NCSC convening strengthens network of court DEI professionals

NCSC convening strengthens network of court DEI professionals

May 8, 2024 -- State courts are working to better understand the diverse communities they serve.DEI convening 2024

The Second National Convening of Court Diversity, Equity, and Inclusion (DEI) Professionals brought together court DEI officers, judges, administrators, human resource managers, and others to discuss strategies to overcome bias, improve fairness, and strengthen equal access to justice.

"Courts nationwide recognize the need to respect the diverse communities they serve," said Edwin Bell, NCSC’s Director of Racial Justice, Equity, and Inclusion. "True inclusion goes beyond access. It's about fostering an environment where everyone feels welcome, respected, and has their voices heard."

Learning and sharing

Supported by the State Justice Institute and the National Center for State Courts as part of the national Blueprint for Racial Justice initiative, the convening focused on how courts can improve their understanding of the unique experiences and varied backgrounds of people in their communities to implement effective change.

During the day-and-a-half event, attendees discussed strategies to overcome bias, recounted workplace successes and challenges, and shared best practices to support programs that ensure equal treatment and fair outcomes.

“The DEI convening continues to be an invaluable resource for all state court employees charged with carrying out diversity, equity, and inclusion work,” remarked Tony Walters, Director of the Office of Diversity and Inclusion from the New York State Unified Court System. “The presentation on collecting and using race and ethnicity data was so timely and underscored the continued necessity of DEI in our court systems.”

One area of success highlighted by several states was the impact of employee education and training programs to foster greater cultural awareness and promote empathy and understanding toward others.

Public trust

In her opening address, Anna Blackburne-Rigsby, Chief Judge of the D.C. Court of Appeals and President of the Conference of Chief Justices (CCJ), emphasized the importance of fairness and equality as the foundation for building public trust in the court system.

“Fairness and justice … that’s what we’re all about,” she said.

To build public trust, attendees and presenters discussed the importance of data collection and analysis, community outreach, and relationship building.

Access to justice

The connection between diversity, equity, and inclusion and access to justice was a recurring theme throughout the convening. One discussion group focused on specific initiatives, exploring how language interpretation services, multilingual self-help resources, and translation chatbots can foster a more inclusive environment and promote procedural fairness.

Blueprint for Racial Justice

Through the Blueprint for Racial Justice, courts from across the country have worked to examine the systemic changes needed to make equal justice under the law a reality for all.
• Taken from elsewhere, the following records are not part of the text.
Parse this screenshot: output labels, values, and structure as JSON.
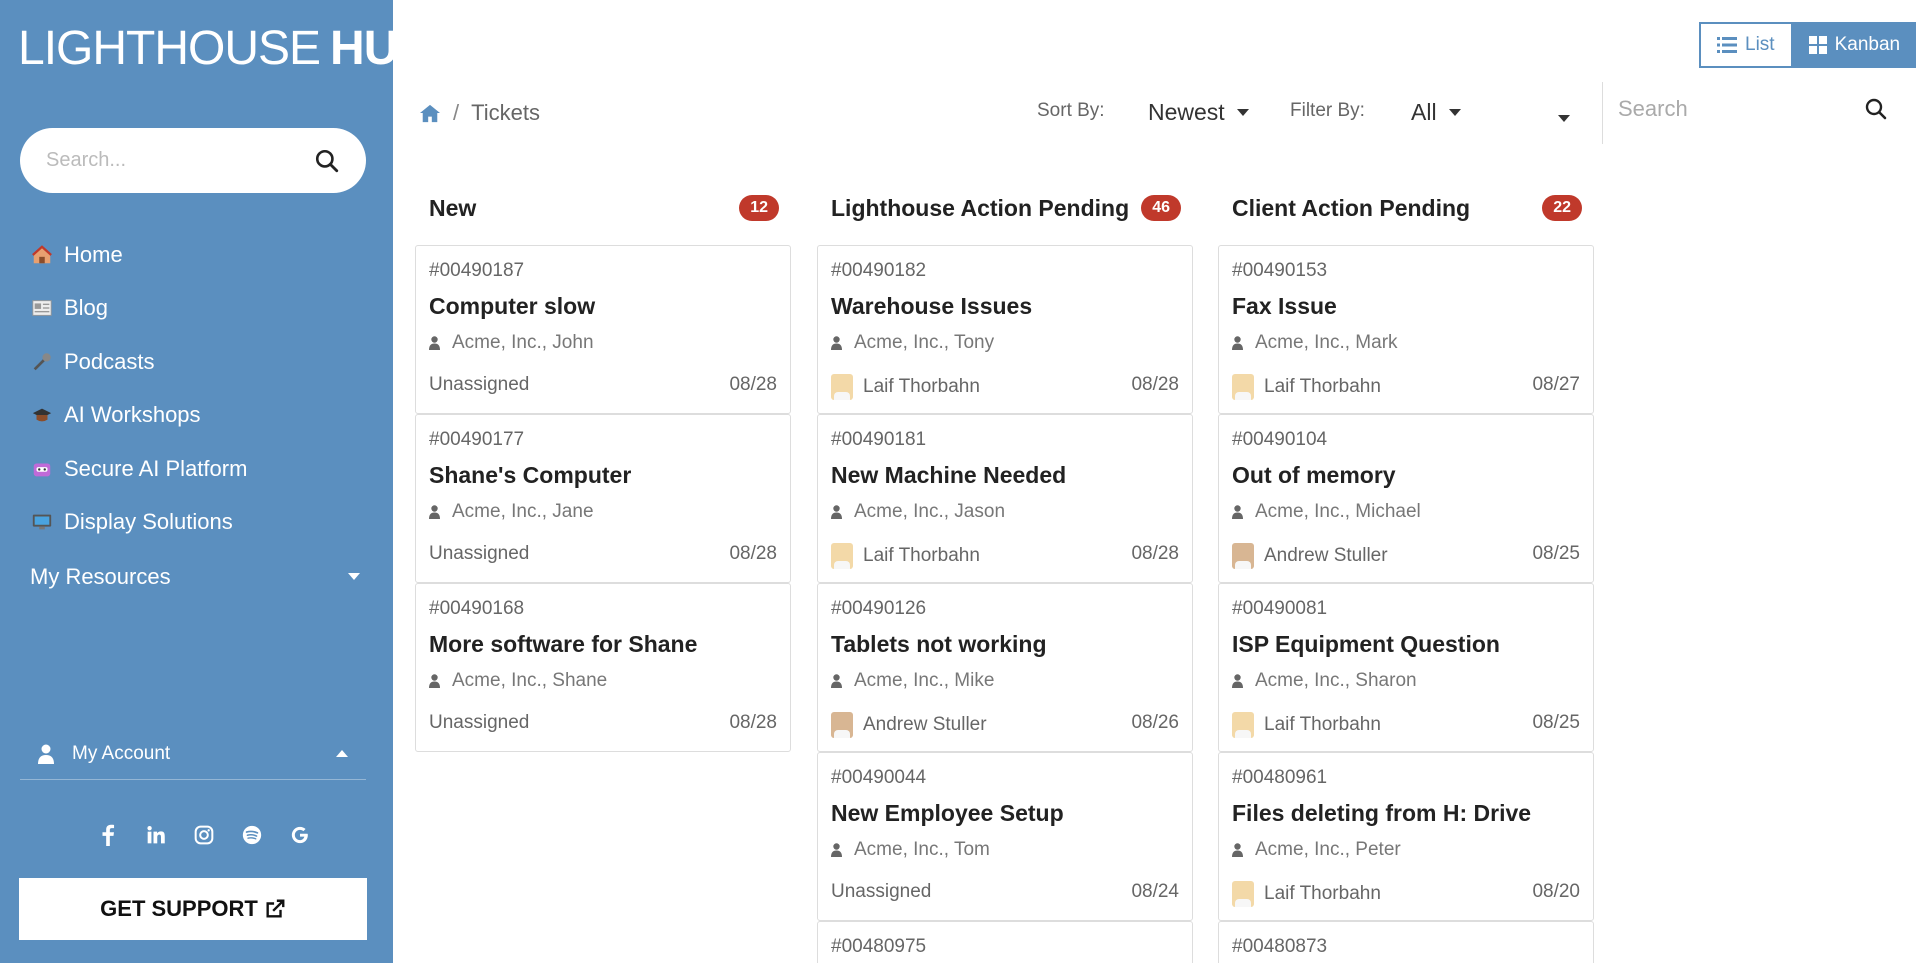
{
  "sidebar": {
    "logo_light": "LIGHTHOUSE",
    "logo_bold": "HUB",
    "search_placeholder": "Search...",
    "nav": [
      {
        "label": "Home",
        "icon": "house-icon"
      },
      {
        "label": "Blog",
        "icon": "newspaper-icon"
      },
      {
        "label": "Podcasts",
        "icon": "microphone-icon"
      },
      {
        "label": "AI Workshops",
        "icon": "graduation-cap-icon"
      },
      {
        "label": "Secure AI Platform",
        "icon": "robot-icon"
      },
      {
        "label": "Display Solutions",
        "icon": "monitor-icon"
      }
    ],
    "resources_label": "My Resources",
    "account_label": "My Account",
    "social": [
      "facebook-icon",
      "linkedin-icon",
      "instagram-icon",
      "spotify-icon",
      "google-icon"
    ],
    "support_label": "GET SUPPORT"
  },
  "view_toggle": {
    "list": "List",
    "kanban": "Kanban"
  },
  "breadcrumb": {
    "current": "Tickets"
  },
  "filters": {
    "sort_label": "Sort By:",
    "sort_value": "Newest",
    "filter_label": "Filter By:",
    "filter_value": "All"
  },
  "search": {
    "placeholder": "Search"
  },
  "colors": {
    "brand": "#5b8fbf",
    "badge": "#c0392b"
  },
  "columns": [
    {
      "title": "New",
      "count": "12",
      "cards": [
        {
          "num": "#00490187",
          "title": "Computer slow",
          "client": "Acme, Inc., John",
          "assignee": "Unassigned",
          "date": "08/28"
        },
        {
          "num": "#00490177",
          "title": "Shane's Computer",
          "client": "Acme, Inc., Jane",
          "assignee": "Unassigned",
          "date": "08/28"
        },
        {
          "num": "#00490168",
          "title": "More software for Shane",
          "client": "Acme, Inc., Shane",
          "assignee": "Unassigned",
          "date": "08/28"
        }
      ]
    },
    {
      "title": "Lighthouse Action Pending",
      "count": "46",
      "cards": [
        {
          "num": "#00490182",
          "title": "Warehouse Issues",
          "client": "Acme, Inc., Tony",
          "assignee": "Laif Thorbahn",
          "date": "08/28"
        },
        {
          "num": "#00490181",
          "title": "New Machine Needed",
          "client": "Acme, Inc., Jason",
          "assignee": "Laif Thorbahn",
          "date": "08/28"
        },
        {
          "num": "#00490126",
          "title": "Tablets not working",
          "client": "Acme, Inc., Mike",
          "assignee": "Andrew Stuller",
          "date": "08/26"
        },
        {
          "num": "#00490044",
          "title": "New Employee Setup",
          "client": "Acme, Inc., Tom",
          "assignee": "Unassigned",
          "date": "08/24"
        },
        {
          "num": "#00480975"
        }
      ]
    },
    {
      "title": "Client Action Pending",
      "count": "22",
      "cards": [
        {
          "num": "#00490153",
          "title": "Fax Issue",
          "client": "Acme, Inc., Mark",
          "assignee": "Laif Thorbahn",
          "date": "08/27"
        },
        {
          "num": "#00490104",
          "title": "Out of memory",
          "client": "Acme, Inc., Michael",
          "assignee": "Andrew Stuller",
          "date": "08/25"
        },
        {
          "num": "#00490081",
          "title": "ISP Equipment Question",
          "client": "Acme, Inc., Sharon",
          "assignee": "Laif Thorbahn",
          "date": "08/25"
        },
        {
          "num": "#00480961",
          "title": "Files deleting from H: Drive",
          "client": "Acme, Inc., Peter",
          "assignee": "Laif Thorbahn",
          "date": "08/20"
        },
        {
          "num": "#00480873"
        }
      ]
    }
  ]
}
NCSC and Blueprint working groups created a Racial Justice Resource Center with toolkits, webinars, and self-assessment tools to help courts evaluate their racial justice practices.

Bell is optimistic about the progress made but recognizes that there’s still work to do.

"We're definitely building the plane while flying," emphasized Bell. "But I'm confident that the changes we need to see in our court system will come from this network of court professionals."

Visit to learn more.